*** Excerpted data Section Begins ***

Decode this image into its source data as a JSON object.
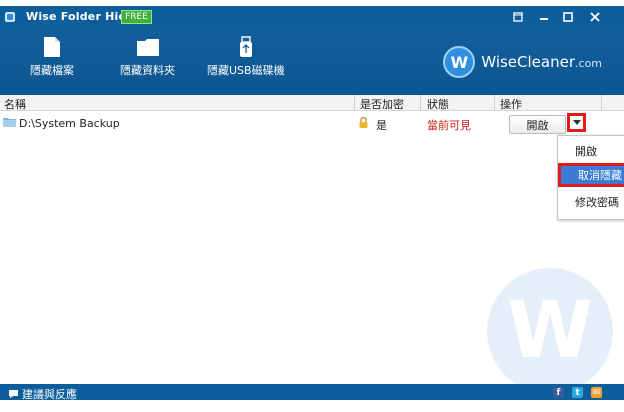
{
  "window": {
    "title": "Wise Folder Hider",
    "badge": "FREE",
    "controls": {
      "icons": [
        "restore-icon",
        "minimize-icon",
        "maximize-icon",
        "close-icon"
      ]
    }
  },
  "toolbar": {
    "hide_file": "隱藏檔案",
    "hide_folder": "隱藏資料夾",
    "hide_usb": "隱藏USB磁碟機"
  },
  "brand": {
    "name": "WiseCleaner",
    "suffix": ".com",
    "logo_letter": "W"
  },
  "table": {
    "headers": {
      "name": "名稱",
      "encrypted": "是否加密",
      "status": "狀態",
      "action": "操作"
    },
    "rows": [
      {
        "path": "D:\\System Backup",
        "encrypted": "是",
        "status": "當前可見",
        "button": "開啟"
      }
    ]
  },
  "menu": {
    "items": [
      "開啟",
      "取消隱藏",
      "修改密碼"
    ],
    "highlighted": "取消隱藏"
  },
  "statusbar": {
    "feedback": "建議與反應"
  },
  "colors": {
    "titlebar": "#0e5e9b",
    "status_red": "#d0241a",
    "highlight_red": "#e11a1a",
    "menu_selected": "#3a7bd5"
  }
}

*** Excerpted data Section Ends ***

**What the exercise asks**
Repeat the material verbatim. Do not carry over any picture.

**Solution to this exercise**
Decode this image into its source data as a JSON object.
{
  "window": {
    "title": "Wise Folder Hider",
    "badge": "FREE",
    "controls": {
      "icons": [
        "restore-icon",
        "minimize-icon",
        "maximize-icon",
        "close-icon"
      ]
    }
  },
  "toolbar": {
    "hide_file": "隱藏檔案",
    "hide_folder": "隱藏資料夾",
    "hide_usb": "隱藏USB磁碟機"
  },
  "brand": {
    "name": "WiseCleaner",
    "suffix": ".com",
    "logo_letter": "W"
  },
  "table": {
    "headers": {
      "name": "名稱",
      "encrypted": "是否加密",
      "status": "狀態",
      "action": "操作"
    },
    "rows": [
      {
        "path": "D:\\System Backup",
        "encrypted": "是",
        "status": "當前可見",
        "button": "開啟"
      }
    ]
  },
  "menu": {
    "items": [
      "開啟",
      "取消隱藏",
      "修改密碼"
    ],
    "highlighted": "取消隱藏"
  },
  "statusbar": {
    "feedback": "建議與反應"
  },
  "colors": {
    "titlebar": "#0e5e9b",
    "status_red": "#d0241a",
    "highlight_red": "#e11a1a",
    "menu_selected": "#3a7bd5"
  }
}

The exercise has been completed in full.